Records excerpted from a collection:
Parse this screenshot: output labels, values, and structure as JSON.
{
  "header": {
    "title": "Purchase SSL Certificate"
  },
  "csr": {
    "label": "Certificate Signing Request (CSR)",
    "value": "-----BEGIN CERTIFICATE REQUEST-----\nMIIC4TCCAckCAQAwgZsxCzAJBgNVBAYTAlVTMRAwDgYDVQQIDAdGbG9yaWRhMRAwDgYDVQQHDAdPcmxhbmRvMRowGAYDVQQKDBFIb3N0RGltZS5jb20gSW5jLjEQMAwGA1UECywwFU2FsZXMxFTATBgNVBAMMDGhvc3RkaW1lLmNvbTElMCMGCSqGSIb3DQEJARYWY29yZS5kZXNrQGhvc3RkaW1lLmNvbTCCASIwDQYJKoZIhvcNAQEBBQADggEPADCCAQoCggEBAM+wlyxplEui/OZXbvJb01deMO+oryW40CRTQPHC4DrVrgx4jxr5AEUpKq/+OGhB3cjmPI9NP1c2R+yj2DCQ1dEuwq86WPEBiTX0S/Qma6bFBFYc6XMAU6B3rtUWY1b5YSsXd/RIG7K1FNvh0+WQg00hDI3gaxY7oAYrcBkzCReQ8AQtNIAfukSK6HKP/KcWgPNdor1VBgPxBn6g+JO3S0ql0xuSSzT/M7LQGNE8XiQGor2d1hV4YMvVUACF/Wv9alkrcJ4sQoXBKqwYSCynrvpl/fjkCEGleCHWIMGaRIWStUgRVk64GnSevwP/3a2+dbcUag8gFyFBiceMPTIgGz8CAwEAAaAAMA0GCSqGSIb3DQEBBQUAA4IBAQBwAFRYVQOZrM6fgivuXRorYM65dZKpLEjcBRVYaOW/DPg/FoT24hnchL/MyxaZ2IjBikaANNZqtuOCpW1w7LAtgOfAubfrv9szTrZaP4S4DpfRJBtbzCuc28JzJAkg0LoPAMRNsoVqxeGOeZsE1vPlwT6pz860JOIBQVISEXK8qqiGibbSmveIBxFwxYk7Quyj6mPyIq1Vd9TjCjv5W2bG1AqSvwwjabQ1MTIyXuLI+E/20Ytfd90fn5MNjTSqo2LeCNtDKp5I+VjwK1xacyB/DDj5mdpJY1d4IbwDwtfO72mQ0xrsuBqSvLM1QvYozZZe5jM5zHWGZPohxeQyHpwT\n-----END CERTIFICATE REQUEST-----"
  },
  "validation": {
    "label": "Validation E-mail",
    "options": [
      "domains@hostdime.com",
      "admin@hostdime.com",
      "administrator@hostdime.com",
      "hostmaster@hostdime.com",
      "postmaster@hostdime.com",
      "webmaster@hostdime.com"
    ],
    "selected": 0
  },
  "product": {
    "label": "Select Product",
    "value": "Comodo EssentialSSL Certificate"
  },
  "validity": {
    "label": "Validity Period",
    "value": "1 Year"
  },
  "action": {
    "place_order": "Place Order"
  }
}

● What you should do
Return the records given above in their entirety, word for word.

● Finished task
Parse this screenshot: output labels, values, and structure as JSON.
{
  "header": {
    "title": "Purchase SSL Certificate"
  },
  "csr": {
    "label": "Certificate Signing Request (CSR)",
    "value": "-----BEGIN CERTIFICATE REQUEST-----\nMIIC4TCCAckCAQAwgZsxCzAJBgNVBAYTAlVTMRAwDgYDVQQIDAdGbG9yaWRhMRAwDgYDVQQHDAdPcmxhbmRvMRowGAYDVQQKDBFIb3N0RGltZS5jb20gSW5jLjEQMAwGA1UECywwFU2FsZXMxFTATBgNVBAMMDGhvc3RkaW1lLmNvbTElMCMGCSqGSIb3DQEJARYWY29yZS5kZXNrQGhvc3RkaW1lLmNvbTCCASIwDQYJKoZIhvcNAQEBBQADggEPADCCAQoCggEBAM+wlyxplEui/OZXbvJb01deMO+oryW40CRTQPHC4DrVrgx4jxr5AEUpKq/+OGhB3cjmPI9NP1c2R+yj2DCQ1dEuwq86WPEBiTX0S/Qma6bFBFYc6XMAU6B3rtUWY1b5YSsXd/RIG7K1FNvh0+WQg00hDI3gaxY7oAYrcBkzCReQ8AQtNIAfukSK6HKP/KcWgPNdor1VBgPxBn6g+JO3S0ql0xuSSzT/M7LQGNE8XiQGor2d1hV4YMvVUACF/Wv9alkrcJ4sQoXBKqwYSCynrvpl/fjkCEGleCHWIMGaRIWStUgRVk64GnSevwP/3a2+dbcUag8gFyFBiceMPTIgGz8CAwEAAaAAMA0GCSqGSIb3DQEBBQUAA4IBAQBwAFRYVQOZrM6fgivuXRorYM65dZKpLEjcBRVYaOW/DPg/FoT24hnchL/MyxaZ2IjBikaANNZqtuOCpW1w7LAtgOfAubfrv9szTrZaP4S4DpfRJBtbzCuc28JzJAkg0LoPAMRNsoVqxeGOeZsE1vPlwT6pz860JOIBQVISEXK8qqiGibbSmveIBxFwxYk7Quyj6mPyIq1Vd9TjCjv5W2bG1AqSvwwjabQ1MTIyXuLI+E/20Ytfd90fn5MNjTSqo2LeCNtDKp5I+VjwK1xacyB/DDj5mdpJY1d4IbwDwtfO72mQ0xrsuBqSvLM1QvYozZZe5jM5zHWGZPohxeQyHpwT\n-----END CERTIFICATE REQUEST-----"
  },
  "validation": {
    "label": "Validation E-mail",
    "options": [
      "domains@hostdime.com",
      "admin@hostdime.com",
      "administrator@hostdime.com",
      "hostmaster@hostdime.com",
      "postmaster@hostdime.com",
      "webmaster@hostdime.com"
    ],
    "selected": 0
  },
  "product": {
    "label": "Select Product",
    "value": "Comodo EssentialSSL Certificate"
  },
  "validity": {
    "label": "Validity Period",
    "value": "1 Year"
  },
  "action": {
    "place_order": "Place Order"
  }
}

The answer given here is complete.